Calling entrepreneurs: Innovation is one of America’s hallmarks, and each May, UNC Charlotte’s Charlotte Venture Challenge will choose six early-stage entrepreneurial companies to receive a total of more than $75,000 and mentoring. The winner will receive $25,000. The 12-year-old business innovation competition is open to companies in the Carolinas, Tennessee, Virginia, Georgia and Washington, D.C. Student entrepreneurs enrolled in two- or four-year higher education institutions can submit applications to enter through March. Last year, the competition attracted more than 117 companies. Organized by UNC Charlotte’s Charlotte Research Institute and Ventureprise, the contest is judged by business leaders that include successful regional entrepreneurs, angel investors and venture capitalists. The competition categories are: new energy & high tech; IT & informatics; life and biotech sciences; consumer products and services; student undergraduate ventures; and student graduate ventures. To apply, visit www.charlotteventurechallenge.com. For additional questions, contact Devin Collins at firstname.lastname@example.org or 704.250.5753.
Charlotte ranks in small business vitality: Among America's 102 major markets for small-business vitality, Charlotte ranked 11th. The survey, conducted by The Business Journals, looked at prosperity, expansions and small business density. To see all the rankings, click here.
Locations, expansions... Integro Technologies Corp. is expanding in Salisbury. The production line quality control design company will be moving downtown and adding 12 jobs, half of them by this summer and the rest by the end of 2014.Integro, whose workforce has tripled in two years, hopes to be in the building before the end of the year.
Siser USA has moved its headquarters in Charlotte. The Italian photovoltaic solar installation turnkey operation, which has three employees, plans to add another 10 over the next three years
Siser cited Charlotte’s infrastructure, especially the airport, its “attractive” business climate, “convenient” time zone to Europe, affordability, high quality of life, and proximity to its Chinese partner Jetion Solar U.S. Corp., whose U.S. headquarters is in Charlotte, as the reasons it chose Charlotte for its U..S. headquarters.

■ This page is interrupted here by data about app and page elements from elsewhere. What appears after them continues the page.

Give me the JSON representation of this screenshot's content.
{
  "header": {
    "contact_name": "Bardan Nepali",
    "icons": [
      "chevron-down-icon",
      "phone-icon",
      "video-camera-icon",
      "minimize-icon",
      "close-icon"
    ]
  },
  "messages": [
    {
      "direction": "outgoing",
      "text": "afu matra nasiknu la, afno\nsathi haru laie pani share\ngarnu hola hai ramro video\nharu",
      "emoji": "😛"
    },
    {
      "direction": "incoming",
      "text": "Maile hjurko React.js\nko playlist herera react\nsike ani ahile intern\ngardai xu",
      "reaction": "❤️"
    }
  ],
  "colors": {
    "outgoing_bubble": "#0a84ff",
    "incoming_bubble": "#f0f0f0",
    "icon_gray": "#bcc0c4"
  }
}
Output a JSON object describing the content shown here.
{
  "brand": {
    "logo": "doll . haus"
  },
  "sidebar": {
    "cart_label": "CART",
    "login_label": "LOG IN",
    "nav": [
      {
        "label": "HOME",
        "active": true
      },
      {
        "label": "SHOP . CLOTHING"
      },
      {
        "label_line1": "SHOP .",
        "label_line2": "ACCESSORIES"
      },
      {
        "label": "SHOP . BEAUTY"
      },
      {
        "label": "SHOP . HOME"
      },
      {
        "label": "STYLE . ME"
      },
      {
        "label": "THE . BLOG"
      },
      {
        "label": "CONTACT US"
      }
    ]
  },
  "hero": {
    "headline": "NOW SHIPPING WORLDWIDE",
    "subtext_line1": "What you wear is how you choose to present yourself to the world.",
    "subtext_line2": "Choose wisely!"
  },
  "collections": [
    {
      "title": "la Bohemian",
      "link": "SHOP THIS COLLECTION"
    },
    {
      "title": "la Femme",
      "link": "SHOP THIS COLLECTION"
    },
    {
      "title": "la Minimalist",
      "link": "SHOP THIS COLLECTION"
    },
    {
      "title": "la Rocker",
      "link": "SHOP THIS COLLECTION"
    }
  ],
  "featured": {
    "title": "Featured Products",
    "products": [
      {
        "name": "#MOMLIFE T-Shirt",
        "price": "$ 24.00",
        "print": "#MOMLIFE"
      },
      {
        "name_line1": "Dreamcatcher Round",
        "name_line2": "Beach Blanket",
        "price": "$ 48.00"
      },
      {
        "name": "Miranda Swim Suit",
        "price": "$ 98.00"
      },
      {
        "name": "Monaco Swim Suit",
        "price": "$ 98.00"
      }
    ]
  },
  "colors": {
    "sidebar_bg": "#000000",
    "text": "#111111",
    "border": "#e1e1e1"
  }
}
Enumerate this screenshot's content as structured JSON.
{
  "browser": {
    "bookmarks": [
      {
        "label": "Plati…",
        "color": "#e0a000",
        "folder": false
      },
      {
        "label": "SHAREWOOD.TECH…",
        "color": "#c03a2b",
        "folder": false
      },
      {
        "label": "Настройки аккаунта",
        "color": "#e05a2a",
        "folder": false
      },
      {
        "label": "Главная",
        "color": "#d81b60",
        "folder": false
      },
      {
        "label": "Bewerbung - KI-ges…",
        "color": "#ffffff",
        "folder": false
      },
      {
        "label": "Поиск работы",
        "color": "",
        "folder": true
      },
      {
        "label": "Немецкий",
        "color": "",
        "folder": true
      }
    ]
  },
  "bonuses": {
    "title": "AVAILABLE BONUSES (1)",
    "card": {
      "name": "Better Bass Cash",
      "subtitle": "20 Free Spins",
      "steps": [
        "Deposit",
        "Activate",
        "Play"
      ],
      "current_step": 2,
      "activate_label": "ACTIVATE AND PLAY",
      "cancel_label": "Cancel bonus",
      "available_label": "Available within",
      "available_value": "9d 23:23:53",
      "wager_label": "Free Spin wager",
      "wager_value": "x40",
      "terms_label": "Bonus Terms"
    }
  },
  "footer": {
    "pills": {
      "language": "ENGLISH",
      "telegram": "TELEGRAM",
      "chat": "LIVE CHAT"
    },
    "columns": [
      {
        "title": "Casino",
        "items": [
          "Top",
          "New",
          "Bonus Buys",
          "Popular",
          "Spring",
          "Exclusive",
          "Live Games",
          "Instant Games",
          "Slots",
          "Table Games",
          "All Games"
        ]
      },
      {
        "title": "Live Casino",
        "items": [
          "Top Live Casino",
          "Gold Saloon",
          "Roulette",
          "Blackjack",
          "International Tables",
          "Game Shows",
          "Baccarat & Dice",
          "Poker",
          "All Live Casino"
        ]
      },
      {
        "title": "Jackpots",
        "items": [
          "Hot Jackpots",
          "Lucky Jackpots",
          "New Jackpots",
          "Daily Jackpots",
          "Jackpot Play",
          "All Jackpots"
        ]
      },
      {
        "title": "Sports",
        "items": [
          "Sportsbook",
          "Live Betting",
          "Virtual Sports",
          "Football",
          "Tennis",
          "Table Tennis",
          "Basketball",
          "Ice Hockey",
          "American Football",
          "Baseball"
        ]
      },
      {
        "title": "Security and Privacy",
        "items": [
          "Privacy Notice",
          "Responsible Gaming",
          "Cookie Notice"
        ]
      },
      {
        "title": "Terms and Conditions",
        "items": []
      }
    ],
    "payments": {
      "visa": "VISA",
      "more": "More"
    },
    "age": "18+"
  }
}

Investor profile: Our investors’ commitment to regionalism allows us to continue and enhance our mission-critical efforts to generate qualified projects, create awareness of the many assets our region offers businesses, and assist communities in responding to projects requests. This week we will highlight Allen Tate Realtors. Read about them in the box below and when you see a member of the company, please thank them for their support of regionalism.
Ronnie L. Bryant, CEcD, FM, HLM
President & CEO - Charlotte Regional Partnership
- The ARWLHC
- From the Executive Director
- Getting involved
- Specifications for building
- Why this region
- Book, Television & Film Work
- Assurances for Investment
- TPA and our Investors Video
- Mission Statement
- Objectives and Goals
- Research and Feasibility Studies
- King's Mountain and Cowpens
- The Washington, DC location
- Board of Advisors